A simple variation on the brine and boil theme.
The rule of thumb for brining hams is a half day per pound of meat. Tongues seem to take a week for the brine to penetrate, even if they only weigh two pounds. This could be because the meat is dense and fine-textured, but that’s only a theory.
As is easy to imagine, the tongue is a highly exercised muscle. It contains lots of connective tissue that moist heat dissolves into delicious, succulent gelatin. As such tongues are almost always boiled.
I had just made some good buffalo stock, so I decided to braise this particular tongue. I didn’t expect braising to affect the tongue much differently than boiling; I just figured it would result in some very rich, gelatinous stock to play around with.
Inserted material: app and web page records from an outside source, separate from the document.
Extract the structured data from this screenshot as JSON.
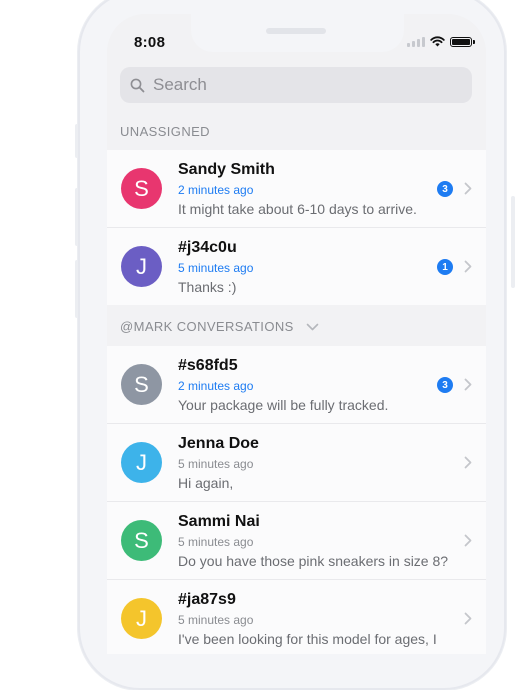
{
  "status_bar": {
    "time": "8:08"
  },
  "search": {
    "placeholder": "Search"
  },
  "sections": [
    {
      "title": "UNASSIGNED",
      "has_chevron": false,
      "conversations": [
        {
          "name": "Sandy Smith",
          "initial": "S",
          "avatar_color": "#e8366f",
          "time_ago": "2 minutes ago",
          "time_color": "#1e7cf2",
          "preview": "It might take about 6-10 days to arrive.",
          "unread": "3"
        },
        {
          "name": "#j34c0u",
          "initial": "J",
          "avatar_color": "#6b5ec4",
          "time_ago": "5 minutes ago",
          "time_color": "#1e7cf2",
          "preview": "Thanks :)",
          "unread": "1"
        }
      ]
    },
    {
      "title": "@MARK CONVERSATIONS",
      "has_chevron": true,
      "conversations": [
        {
          "name": "#s68fd5",
          "initial": "S",
          "avatar_color": "#8e96a3",
          "time_ago": "2 minutes ago",
          "time_color": "#1e7cf2",
          "preview": "Your package will be fully tracked.",
          "unread": "3"
        },
        {
          "name": "Jenna Doe",
          "initial": "J",
          "avatar_color": "#3db3ea",
          "time_ago": "5 minutes ago",
          "time_color": "#8a8c91",
          "preview": "Hi again,",
          "unread": ""
        },
        {
          "name": "Sammi Nai",
          "initial": "S",
          "avatar_color": "#3dbb78",
          "time_ago": "5 minutes ago",
          "time_color": "#8a8c91",
          "preview": "Do you have those pink sneakers in size 8?",
          "unread": ""
        },
        {
          "name": "#ja87s9",
          "initial": "J",
          "avatar_color": "#f4c52c",
          "time_ago": "5 minutes ago",
          "time_color": "#8a8c91",
          "preview": "I've been looking for this model for ages, I",
          "unread": ""
        }
      ]
    }
  ]
}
I say that I braised the tongue, but I guess I should mention that I didn’t sear the meat beforehand because there is a layer of “skin” on the tongue that is practically inedible, even after extensive cooking. In the most obvious sign that there is a God in heaven and that He wants us to eat tongue, the skin easily peels away from the cooked flesh. There’s no point in searing the tongue, as the caramelized exterior will eventually be removed.
Tongue can be eaten in any number of ways, but my favourite is sliced thin and served cold. The tongue is nature’s cold-cut. As I said, cooked, it has lots of gelatin, and a surprising amount of fat at the base, where it connects to the bottom the mouth and throat. Unlike other fatty cuts like pork shoulder or beef shortribs, which have coarse textures, tongue has a very fine, homogeneous texture that lends itself to slicing. It’s great on sandwiches.
I made a simple tasting plate for my sliced tongue. Remember those cylinders of marrow I extracted from the soaked buffalo bones? They were poached and sliced to make little medallions of marrow. Seasoned with coarse salt, they are perfect for spreading on toast, and an ideal accompaniment to buffalo tongue and relish.